We find the argument that Baize’s comments took place in the context of communication about their child unpersuasive. Baize’s concerns regarding their child’s well-being or Victim’s parenting could have been effectively communicated without personal commentary about Victim. In fact, Baize admitted at trial that he was “[g]ambling on” Victim construing the comments he made in his emails as “personal attacks.”
 Baize also argues on appeal that the jury should have been instructed on the definition of stalking. But at trial, the State stipulated that the court would consider instructing the jury on the definition of stalking only “[i]f the State [brought] in evidence of stalking.” The State did not attempt to introduce evidence of stalking, and Baize did not again request that the trial court instruct the jury on the issue of stalking. Consequently, Baize waived this aspect of his argument below and cannot raise it on appeal. See State v. Johnson, 2017 UT 76, ¶ 16 n.4, 416 P.3d 443 (“Waiver, in the context of raising an issue before a court, is generally the relinquishment or abandonment of an issue before a trial or appellate court. . . . If an issue has been waived in the trial court, that issue is not preserved for appeal.”).

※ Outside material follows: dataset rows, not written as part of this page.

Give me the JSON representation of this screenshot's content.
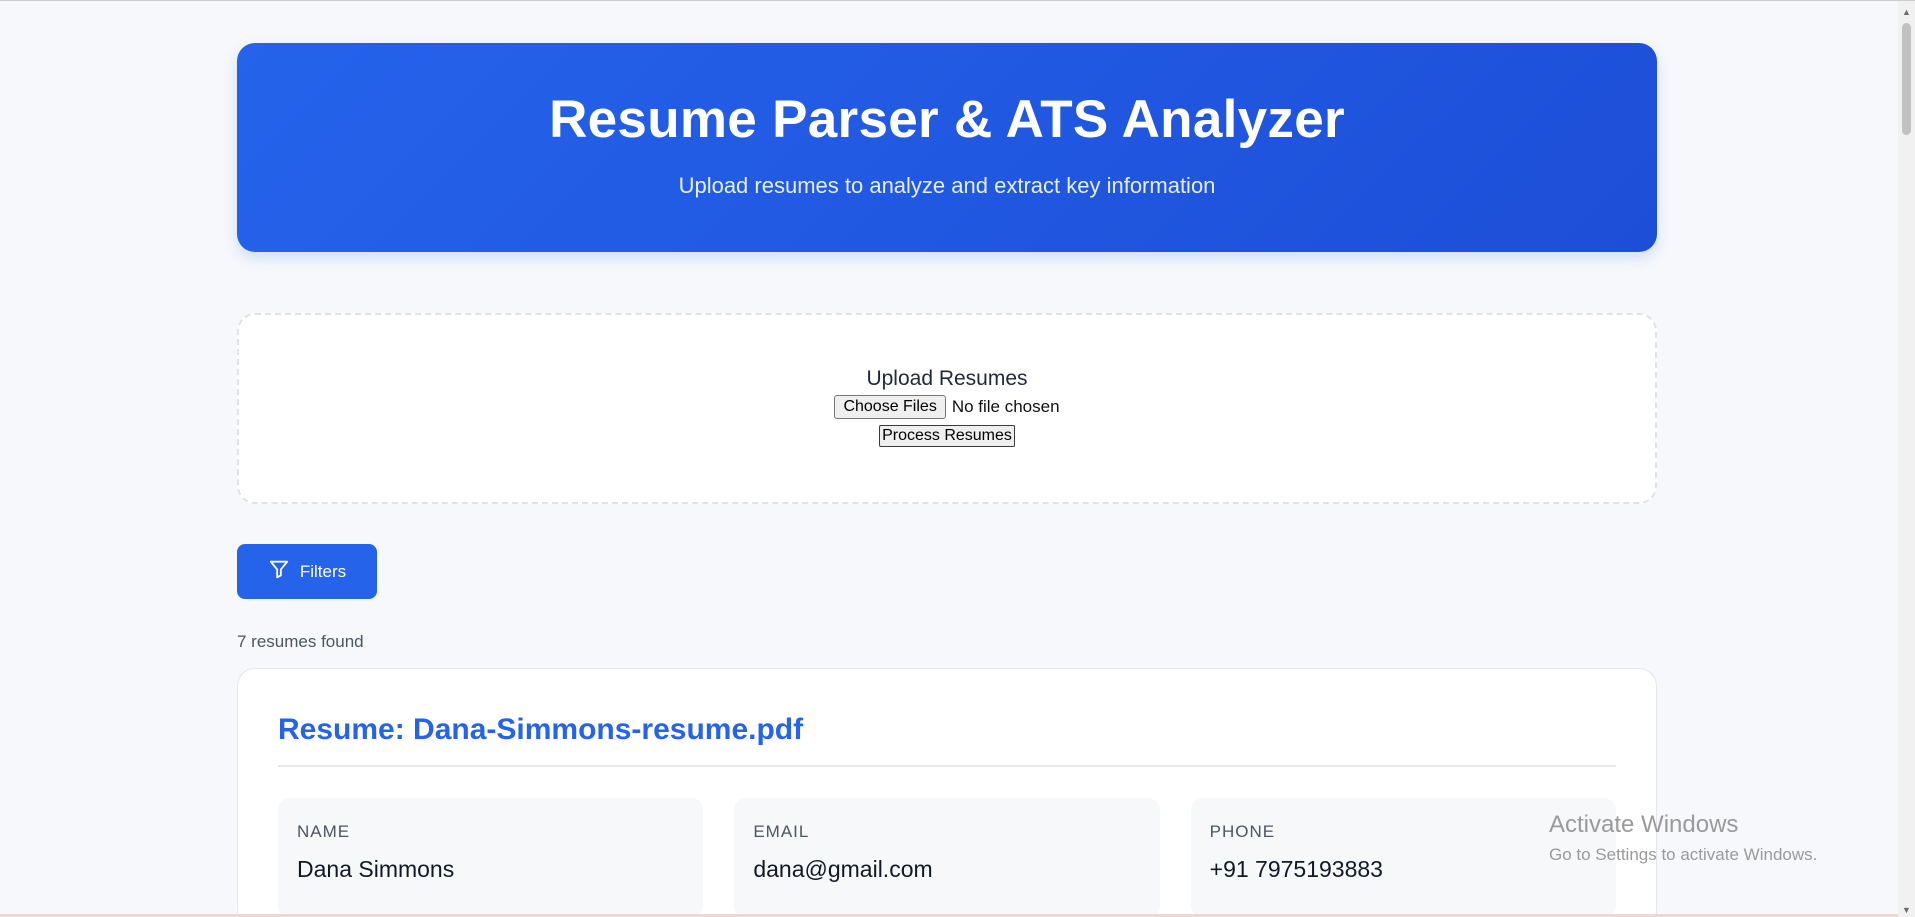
{
  "header": {
    "title": "Resume Parser & ATS Analyzer",
    "subtitle": "Upload resumes to analyze and extract key information"
  },
  "upload": {
    "title": "Upload Resumes",
    "choose_label": "Choose Files",
    "file_status": "No file chosen",
    "process_label": "Process Resumes"
  },
  "filters": {
    "label": "Filters",
    "icon": "filter-icon"
  },
  "results": {
    "count_text": "7 resumes found"
  },
  "resume": {
    "title": "Resume: Dana-Simmons-resume.pdf",
    "fields": [
      {
        "label": "NAME",
        "value": "Dana Simmons"
      },
      {
        "label": "EMAIL",
        "value": "dana@gmail.com"
      },
      {
        "label": "PHONE",
        "value": "+91 7975193883"
      }
    ]
  },
  "overlay": {
    "activate_title": "Activate Windows",
    "activate_subtitle": "Go to Settings to activate Windows."
  },
  "colors": {
    "primary": "#2563eb",
    "primary_dark": "#1d4ed8",
    "page_bg": "#f6f8fb"
  }
}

 5. We resolve this aspect of Baize’s appeal by declining to apply strict statutory definitions, but we note that the language of the relevant provisions of the protective order was written broadly and did not suggest that Baize was prohibited from engaging in only physically violent behavior or in making threats of violence. Baize’s violence-based reading of the protective order’s terms conflicts with the public policy underlying the entire domestic violence statutory scheme:
Because of the serious, unique, and highly traumatic nature of domestic violence crimes, the high recidivism rate of violent offenders, and the demonstrated increased risk of continued acts of violence subsequent to the release of a perpetrator who is convicted of domestic violence, it is the finding of the Legislature that domestic violence crimes warrant the issuance of continuous protective orders . . . because of the need to provide ongoing protection for the victim . . . . [T]he court shall issue a continuous protective order at the time of the conviction or sentencing limiting the contact between the perpetrator and the victim unless the court determines by clear and convincing evidence that the victim does not . . . have a reasonable fear of future harm or abuse.

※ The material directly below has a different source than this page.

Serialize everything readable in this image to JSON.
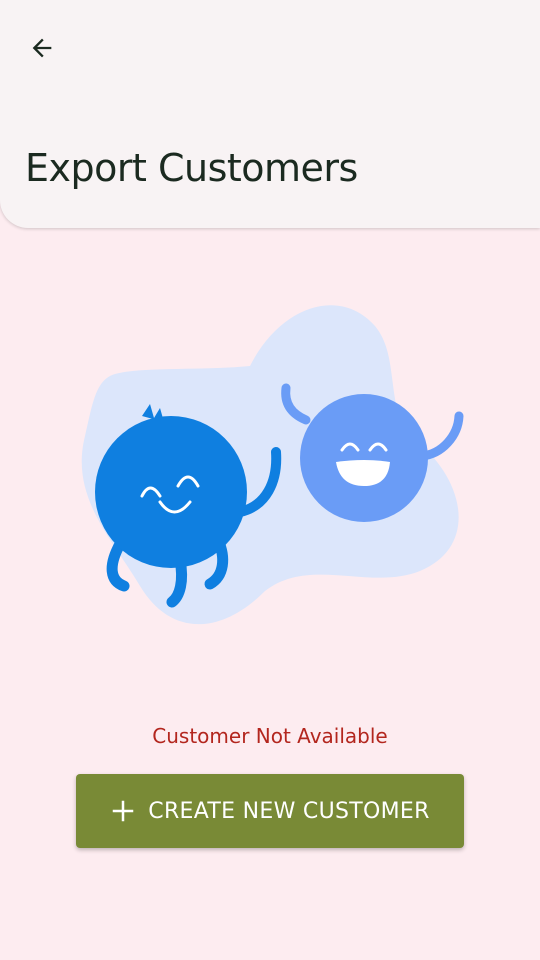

Utah Code Ann. § 77-36-5.1(6)(a)–(b) (LexisNexis Supp. 2019); see also State v. Hardy, 2002 UT App 244, ¶ 17, 54 P.3d 645 (“The state has an inarguably significant interest in protecting the health and well-being of its citizens. In furtherance of this goal, the state has created a mechanism whereby the victims of domestic violence may obtain civil orders of protection against their abusers. As part of this protection, the court may prohibit the abuser from having any contact, direct or indirect, with the victim or the victim’s family.”). Thus, the statute’s purpose is to protect domestic abuse victims from further abusive behavior in the broad sense, including psychological abuse and other forms of controlling behavior. Baize’s violence-based interpretation of the protective order’s terms appears to run contrary to the significant interest the State has in protecting the overall health and emotional well-being of its citizens.